Panepistimiou street facing towards Syntagma square. On the left the Propylaea and the main building of the Academy of Athens.
View of the street
The old Serpieri mansion on the street
Panepistimiou street facing towards Omonoia square

Panepistimiou Street (Greek: Οδός Πανεπιστημίου, "University Street";named after the University of Athens the central building of which is on the upper corner) is a major street in Athens that runs one way for non-transit vehicles since 2002 from Amalias Avenue, Syntagma Square and Vassilissis Sofias Avenue to Omonoia Square in which is now a pedestrian crossing and before an intersection. Its total length is about 1.2 km. The street was formally renamed as Eleftherios Venizelos Avenue in the 1980s (after the famous Prime Minister), but is still known by its historical name. It has six lanes, of which five are for traffic and one eastbound lane for transit buses only. Most of the street runs almost diagonally from southeast to northwest.

Buildings along the street include the Bank of Greece, Athens Eye Clinic, the University of Athens, the Academy of Athens, the National Library, the Numismatic Museum, Titania Hotel, Attica Department Store,as well as a part of the Grande Bretagne Hotel and the Catholic Cathedral of Athens. Many buildings as high as ten to fifteen stories line this street. Old neoclassical buildings of no higher than two to three stories used to exist until the 1950s, when a construction spree, which lasted several decades, demolished all but a few of them.

History[edit]

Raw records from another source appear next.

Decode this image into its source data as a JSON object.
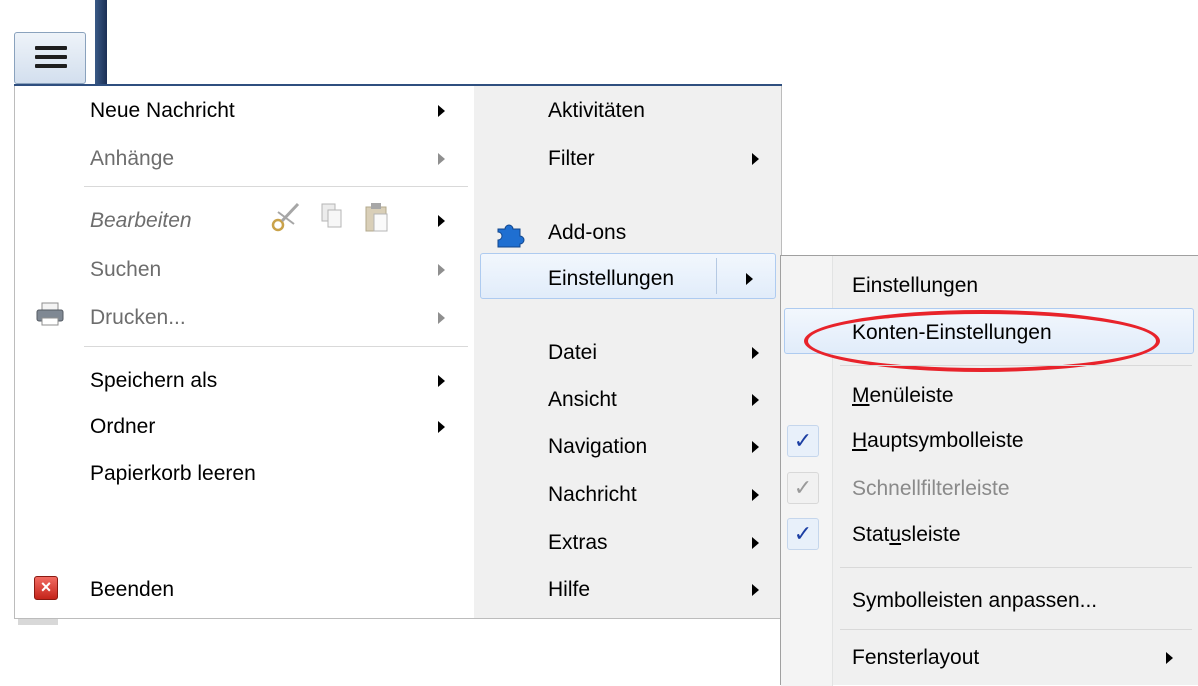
{
  "colors": {
    "accent_blue": "#1b3ea3",
    "highlight_border": "#aecbf0",
    "annotation_red": "#e8232b",
    "menu_bg": "#f0f0f0"
  },
  "app_button": {
    "icon": "hamburger-menu-icon"
  },
  "left_menu": {
    "items": [
      {
        "label": "Neue Nachricht",
        "enabled": true,
        "submenu": true
      },
      {
        "label": "Anhänge",
        "enabled": false,
        "submenu": true
      },
      {
        "label": "Bearbeiten",
        "enabled": false,
        "submenu": true,
        "icons": [
          "cut-icon",
          "copy-icon",
          "paste-icon"
        ]
      },
      {
        "label": "Suchen",
        "enabled": false,
        "submenu": true
      },
      {
        "label": "Drucken...",
        "enabled": false,
        "submenu": true,
        "icon": "printer-icon"
      },
      {
        "label": "Speichern als",
        "enabled": true,
        "submenu": true
      },
      {
        "label": "Ordner",
        "enabled": true,
        "submenu": true
      },
      {
        "label": "Papierkorb leeren",
        "enabled": true,
        "submenu": false
      },
      {
        "label": "Beenden",
        "enabled": true,
        "submenu": false,
        "icon": "exit-icon"
      }
    ]
  },
  "mid_menu": {
    "items": [
      {
        "label": "Aktivitäten",
        "submenu": false
      },
      {
        "label": "Filter",
        "submenu": true
      },
      {
        "label": "Add-ons",
        "submenu": false,
        "icon": "puzzle-icon"
      },
      {
        "label": "Einstellungen",
        "submenu": true,
        "highlighted": true
      },
      {
        "label": "Datei",
        "submenu": true
      },
      {
        "label": "Ansicht",
        "submenu": true
      },
      {
        "label": "Navigation",
        "submenu": true
      },
      {
        "label": "Nachricht",
        "submenu": true
      },
      {
        "label": "Extras",
        "submenu": true
      },
      {
        "label": "Hilfe",
        "submenu": true
      }
    ]
  },
  "sub_menu": {
    "items": [
      {
        "label": "Einstellungen"
      },
      {
        "label": "Konten-Einstellungen",
        "highlighted": true,
        "annotated": true
      },
      {
        "label_pre": "",
        "label_u": "M",
        "label_post": "enüleiste"
      },
      {
        "label_pre": "",
        "label_u": "H",
        "label_post": "auptsymbolleiste",
        "checked": true
      },
      {
        "label": "Schnellfilterleiste",
        "checked": true,
        "enabled": false
      },
      {
        "label_pre": "Stat",
        "label_u": "u",
        "label_post": "sleiste",
        "checked": true
      },
      {
        "label": "Symbolleisten anpassen..."
      },
      {
        "label": "Fensterlayout",
        "submenu": true
      }
    ],
    "check_glyph": "✓"
  }
}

Originally a two-way street until after the Greek Civil War with bus lanes, traffic lights on major intersections as well as street lights were installed in the 1950s. Several classic films were shot in this street. The Athens Metro Red Line runs underneath with stations linking with this street including the Panepistimiou station. During construction which lasted from 1997 to 2001, part of the underground soil was removed to make the underground subway system, causing a hole of 22 m below and a sinking of the street of about 4 m. Workers filled the hole with concrete so that traffic can resume. In the 2000s, the transit buses which can run eastbound can now run two way and is at the lower end of the street.

Intersections[edit]

Future plans for the street[edit]

Plans are being made for transforming the street into a pedestrian zone, a place more cultural, cosmopolitan and leisure-related. The idea is part of a project held by the Onassis Foundation under the name "Rethink Athens"[1] in an effort for a more allure and delightful Athens. The project is scheduled to be completed in the next few years. Scholars are critical of the political implications of the project. Furthermore, there are fears that this will create a "dead zone" in Panepistimou, which, as it is a long, wide road that people make a conscious decision to go to and not a square that people naturally congregate at, will only attract low-level "leisure activities" (cafes, bars) but will lead to the decline of all other activities that might be expected in a modern European capital city (retail, services, offices, presence of companies of various kinds, finance, hotels, cinemas, theatres). This will especially be the case further down from the corner with Syntagma Square. Traffic congestion will also increase in all surrounding roads as it will be diverted from Panepistimiou, which will also be closed to buses (there will only be a tramline, which has not been built yet and which will only have limited coverage, thus making it even more difficult for people to get to Panepistimiou, speeding up its rapid decline).

References[edit]

Coordinates: 37°58′48.96″N 23°43′58.38″E / 37.9802667°N 23.7328833°E / 37.9802667; 23.7328833